Thwarted in its attempt to block one part of Missouri’s newest abortion law, Planned Parenthood has now filed a second lawsuit challenging another part of the law, one involving medication abortions.
A medication abortion is a procedure involving a combination of two pills. The woman takes the first at an abortion clinic and typically takes the second at home.
Planned Parenthood's new lawsuit, filed in federal court in Kansas City on Monday, seeks to block a so-called complication plan regulation that requires medication-abortion providers to contract with an ob-gyn who has admitting privileges at a hospital. Under the regulation, the ob-gyn must be available 24 hours a day, seven days a week, to treat any complications from a medication abortion.
The regulation, Planned Parenthood says, “is the latest in a series of medically unnecessary requirements imposed by the State, which will, without basis, limit women’s access to an extremely safe procedure using medications alone.”
The lawsuit alleges that the regulation has already prevented Planned Parenthood’s clinic in Columbia from providing medication abortions and has forced it to cancel some patients’ procedures.
The regulation was enacted by the Missouri Department of Health and Senior Services (DHSS) under a new abortion law passed this summer in a special session called by Gov. Eric Greitens.
Last week, a Jackson County judge denied Planned Parenthood’s request to block another portion of the law. That provision requires the same physician providing an abortion to inform the patient of its medical risks three days before the procedure.
The judge found that the requirement did not impose an “undue burden” on women seeking abortions.
The earlier lawsuit was filed in state court and challenged the law under the Missouri Constitution. This time, Planned Parenthood filed its legal challenge in federal court, arguing that it violates the due process and equal protection clauses of the U.S. Constitution.
The latest lawsuit says medication abortions are among the safest procedures in medicine, with complication rates of 0.23 percent.
Planned Parenthood’s Columbia clinic has been at the center of ongoing legal battles with the state. A federal judge in 2015 blocked the state from revoking its abortion license after the clinic’s abortion physician lost her local hospital admitting privileges under legislative pressure. The clinic has since resumed providing surgical abortions.
Until 2007, providers of medication abortions in Missouri did not need a license. A law requiring abortion providers to be licensed as ambulatory surgical centers changed that.
The U.S. Supreme Court last year struck down a similar requirement in Texas, as well as Missouri's rule requiring abortion providers to have admitting privileges at nearby hospitals. A federal judge in Kansas City blocked those requirements this year and the case is now on appeal.

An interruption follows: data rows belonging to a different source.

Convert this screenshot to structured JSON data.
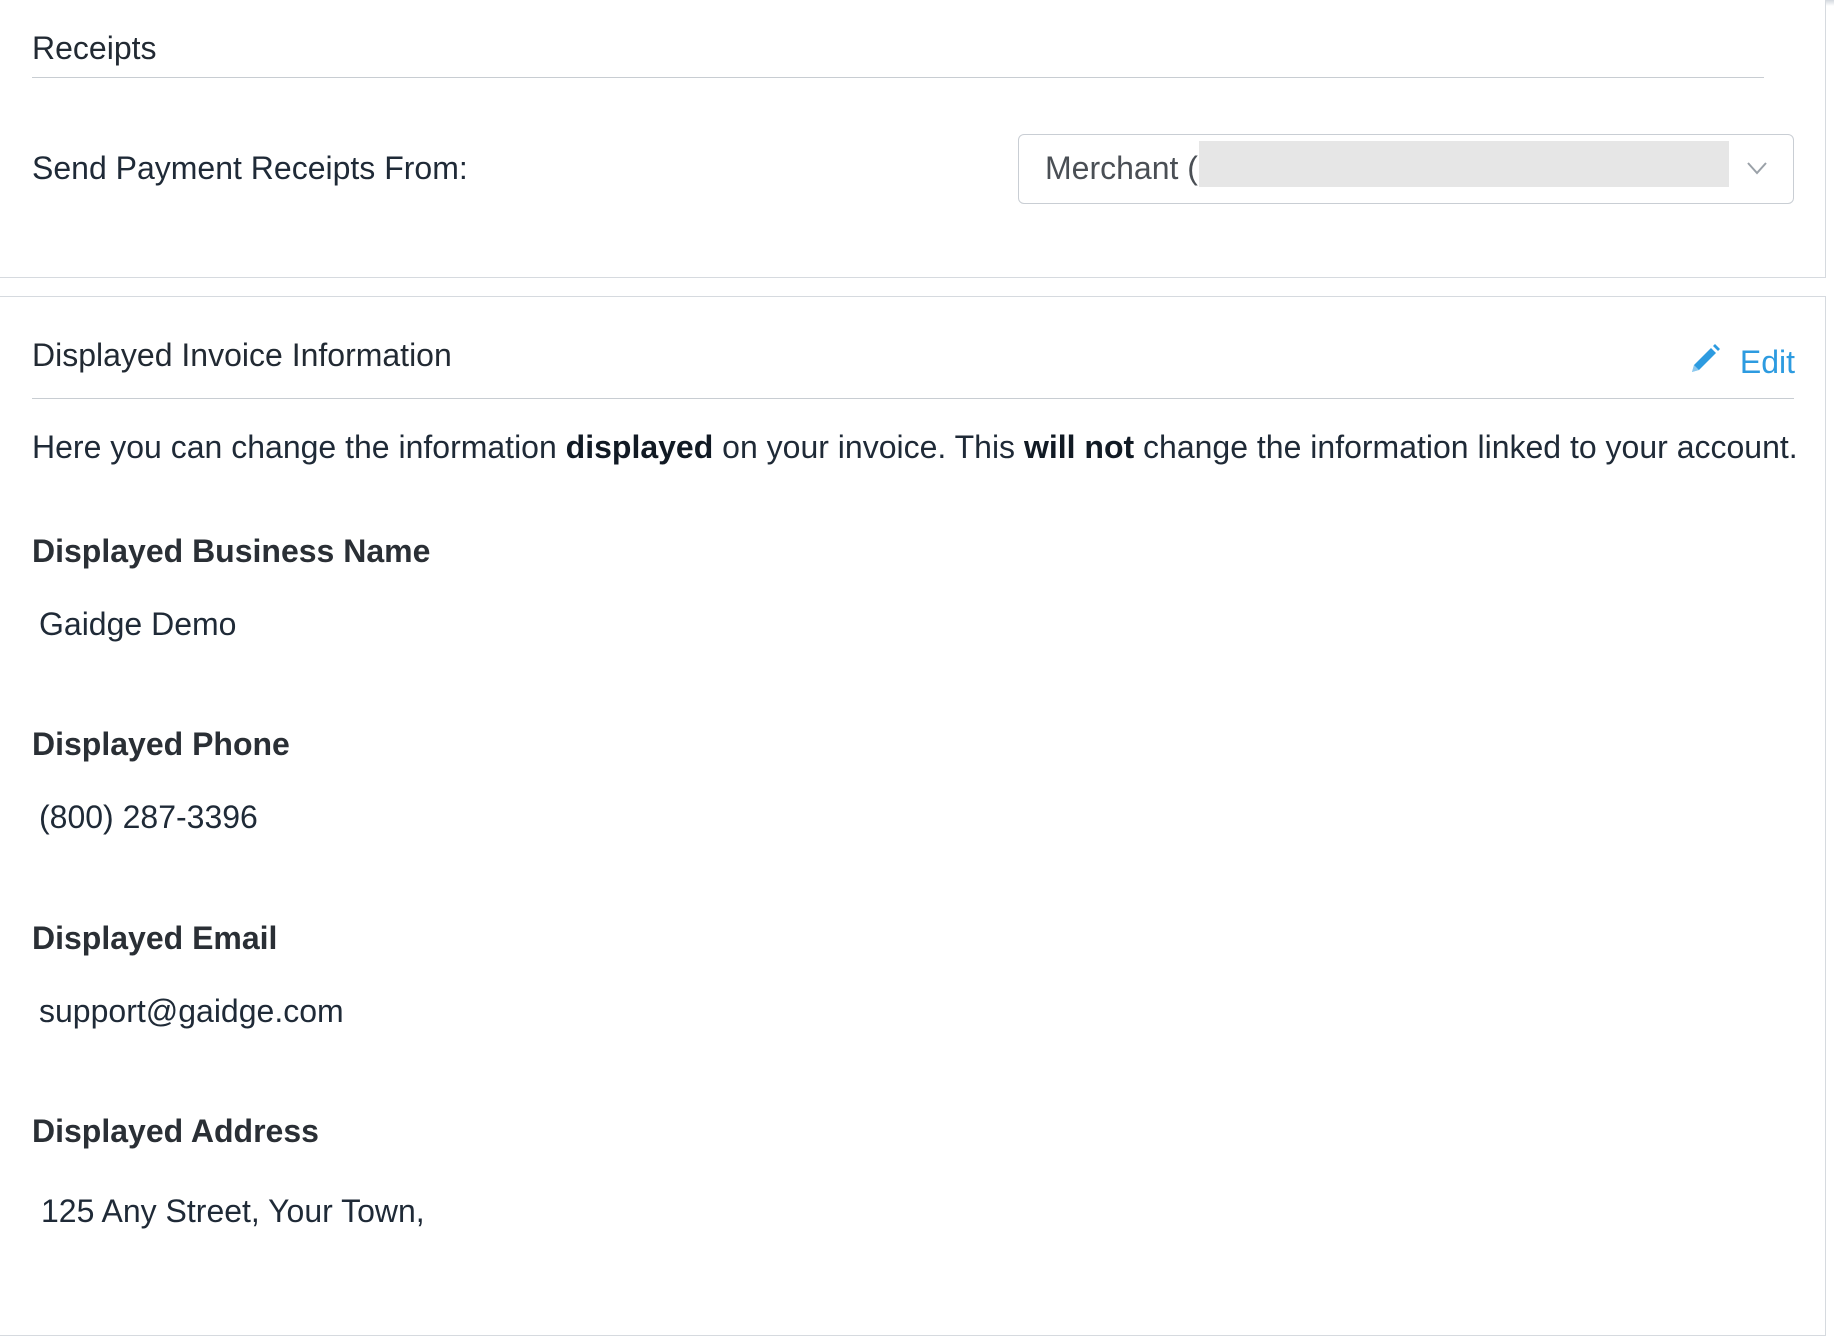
{
  "receipts": {
    "title": "Receipts",
    "send_from_label": "Send Payment Receipts From:",
    "send_from_value": "Merchant ("
  },
  "invoice": {
    "title": "Displayed Invoice Information",
    "edit_label": "Edit",
    "intro": {
      "part1": "Here you can change the information ",
      "bold1": "displayed",
      "part2": " on your invoice. This ",
      "bold2": "will not",
      "part3": " change the information linked to your account."
    },
    "fields": {
      "business_name": {
        "label": "Displayed Business Name",
        "value": "Gaidge Demo"
      },
      "phone": {
        "label": "Displayed Phone",
        "value": "(800) 287-3396"
      },
      "email": {
        "label": "Displayed Email",
        "value": "support@gaidge.com"
      },
      "address": {
        "label": "Displayed Address",
        "value": "125 Any Street, Your Town,"
      }
    }
  },
  "colors": {
    "accent": "#2d9be0",
    "text": "#1f2a37",
    "border": "#d6dadf"
  },
  "icons": {
    "edit": "pencil-icon",
    "select": "chevron-down-icon"
  }
}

Since then, Planned Parenthood has sought licenses from DHSS to provide abortions at its clinics in Kansas City, Springfield and Joplin, as well as in Columbia.
“DHSS, however, has fought that result at every step,” Planned Parenthood’s lawsuit states.

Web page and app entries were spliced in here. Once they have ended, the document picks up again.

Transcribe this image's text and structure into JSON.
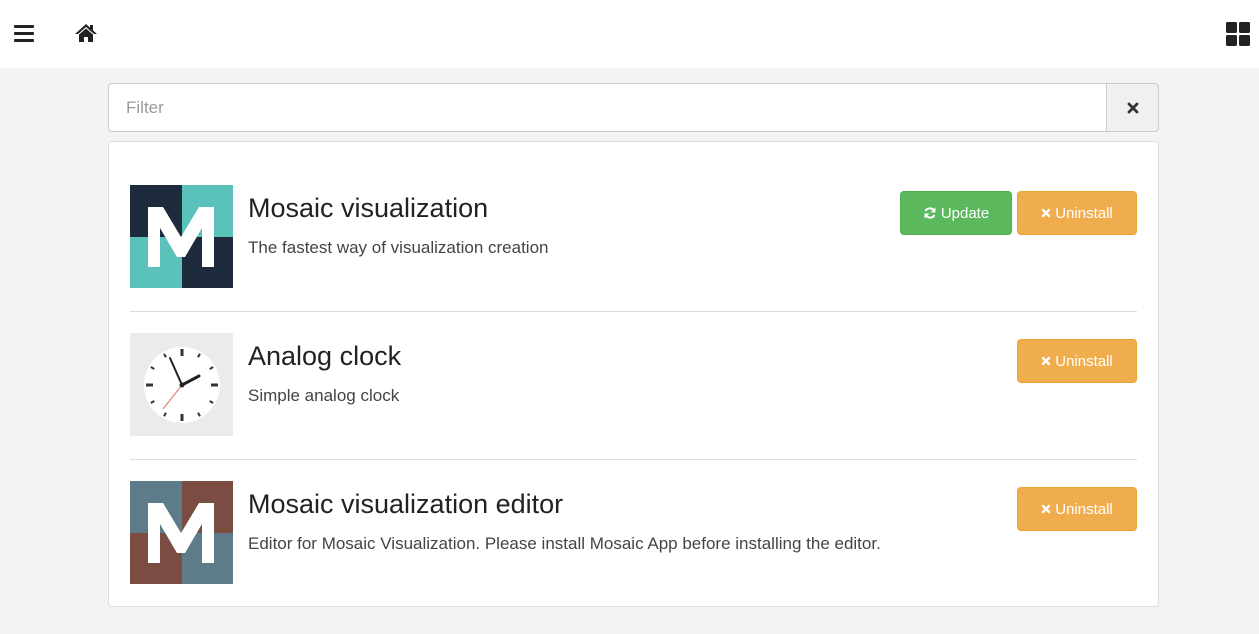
{
  "header": {
    "menu_icon": "menu-icon",
    "home_icon": "home-icon",
    "apps_icon": "apps-grid-icon"
  },
  "filter": {
    "placeholder": "Filter",
    "value": "",
    "clear_icon": "close-icon"
  },
  "apps": [
    {
      "title": "Mosaic visualization",
      "description": "The fastest way of visualization creation",
      "update_label": "Update",
      "uninstall_label": "Uninstall"
    },
    {
      "title": "Analog clock",
      "description": "Simple analog clock",
      "uninstall_label": "Uninstall"
    },
    {
      "title": "Mosaic visualization editor",
      "description": "Editor for Mosaic Visualization. Please install Mosaic App before installing the editor.",
      "uninstall_label": "Uninstall"
    }
  ],
  "colors": {
    "update": "#5cb85c",
    "uninstall": "#f0ad4e",
    "mosaic_dark": "#1d2b3d",
    "mosaic_teal": "#5bc2bb",
    "editor_brown": "#7a4c42",
    "editor_slate": "#5e7b89"
  }
}
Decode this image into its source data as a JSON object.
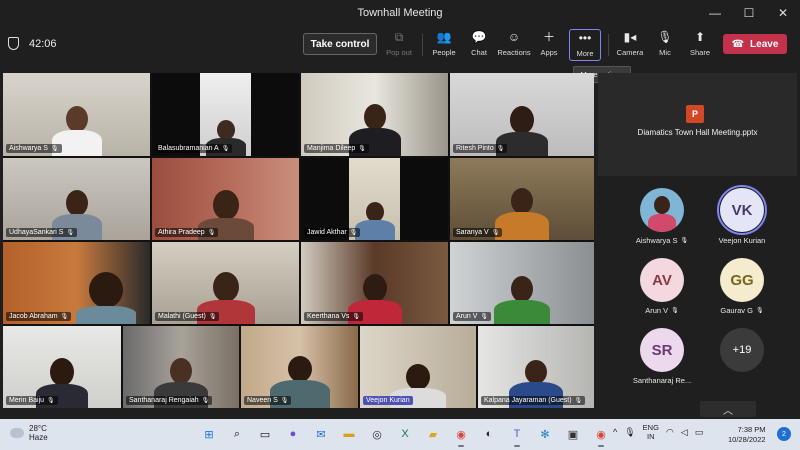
{
  "window": {
    "title": "Townhall Meeting",
    "minimize_icon": "minimize-icon",
    "maximize_icon": "maximize-icon",
    "close_icon": "close-icon"
  },
  "toolbar": {
    "timer": "42:06",
    "take_control": "Take control",
    "buttons": [
      {
        "label": "Pop out",
        "icon": "pop-out-icon",
        "disabled": true
      },
      {
        "label": "People",
        "icon": "people-icon"
      },
      {
        "label": "Chat",
        "icon": "chat-icon"
      },
      {
        "label": "Reactions",
        "icon": "reactions-icon"
      },
      {
        "label": "Apps",
        "icon": "apps-icon"
      },
      {
        "label": "More",
        "icon": "more-icon",
        "active": true
      },
      {
        "label": "Camera",
        "icon": "camera-icon"
      },
      {
        "label": "Mic",
        "icon": "mic-off-icon"
      },
      {
        "label": "Share",
        "icon": "share-icon"
      }
    ],
    "leave": "Leave",
    "leave_color": "#c4314b"
  },
  "tooltip": "More actions",
  "grid": {
    "tiles": [
      {
        "name": "Aishwarya S"
      },
      {
        "name": "Balasubramanian A"
      },
      {
        "name": "Manjima Dileep"
      },
      {
        "name": "Ritesh Pinto"
      },
      {
        "name": "UdhayaSankari S"
      },
      {
        "name": "Athira Pradeep"
      },
      {
        "name": "Jawid Akthar"
      },
      {
        "name": "Saranya V"
      },
      {
        "name": "Jacob Abraham"
      },
      {
        "name": "Malathi (Guest)"
      },
      {
        "name": "Keerthana Vs"
      },
      {
        "name": "Arun V"
      },
      {
        "name": "Merin Baiju"
      },
      {
        "name": "Santhanaraj Rengaiah"
      },
      {
        "name": "Naveen S"
      },
      {
        "name": "Veejon Kurian"
      },
      {
        "name": "Kalpana Jayaraman (Guest)"
      }
    ]
  },
  "panel": {
    "shared_file": "Diamatics Town Hall Meeting.pptx",
    "participants": [
      {
        "name": "Aishwarya S",
        "initials": "",
        "color": "#7fb6d5"
      },
      {
        "name": "Veejon Kurian",
        "initials": "VK",
        "color": "#e4e6f7"
      },
      {
        "name": "Arun V",
        "initials": "AV",
        "color": "#f3d9de"
      },
      {
        "name": "Gaurav G",
        "initials": "GG",
        "color": "#f3eccd"
      },
      {
        "name": "Santhanaraj Re...",
        "initials": "SR",
        "color": "#ecd9ee"
      }
    ],
    "more_count": "+19"
  },
  "taskbar": {
    "weather_temp": "28°C",
    "weather_desc": "Haze",
    "lang_1": "ENG",
    "lang_2": "IN",
    "time": "7:38 PM",
    "date": "10/28/2022",
    "notifications": "2"
  }
}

The lawsuit says that even though a local hospital agreed to take any patients requiring follow-up care, DHSS still refused to approve the clinic’s complication plan.
The effect of the complication plan requirement, Planned Parenthood says, has been to ban medication abortions in Columbia, Joplin and Springfield. (Kansas City’s complication plan has been approved.)
“The Regulation harms women’s health by restricting access to medication abortion to only two abortion facilities located on either end of the state: one in St. Louis and one in Kansas City. Women from anywhere outside of those two areas must travel significant distances to obtain a medication abortion in their home state,” the lawsuit states.
“And due to other Missouri abortion restrictions," it says, "they must make this trip two times, at least 72 hours apart, and meet in person with the same physician who is going to provide the abortion.”
Aaron Samulcek, interim CEO of Planned Parenthood Great Plains, which filed the lawsuit, said the complication plan requirement “flies in the face of our patients’ constitutional rights to safe, legal abortion services without undue burden. Yet we find ourselves in court for the third time in one year, challenging clearly unconstitutional laws written by ideological extremists with one agenda — to end abortion access in Missouri.”
In a statement, Missouri Attorney General Josh Hawley, whose office is charged with defending Missouri’s laws, said, “The Missouri Complications Plan Requirement for medication abortions is a commonsense regulation that ensures women have access to adequate care in medical emergencies. My office will continue to vigorously defend these regulations.”
Dan Margolies is a senior reporter and editor for KCUR. You can reach him on Twitter @DanMargolies.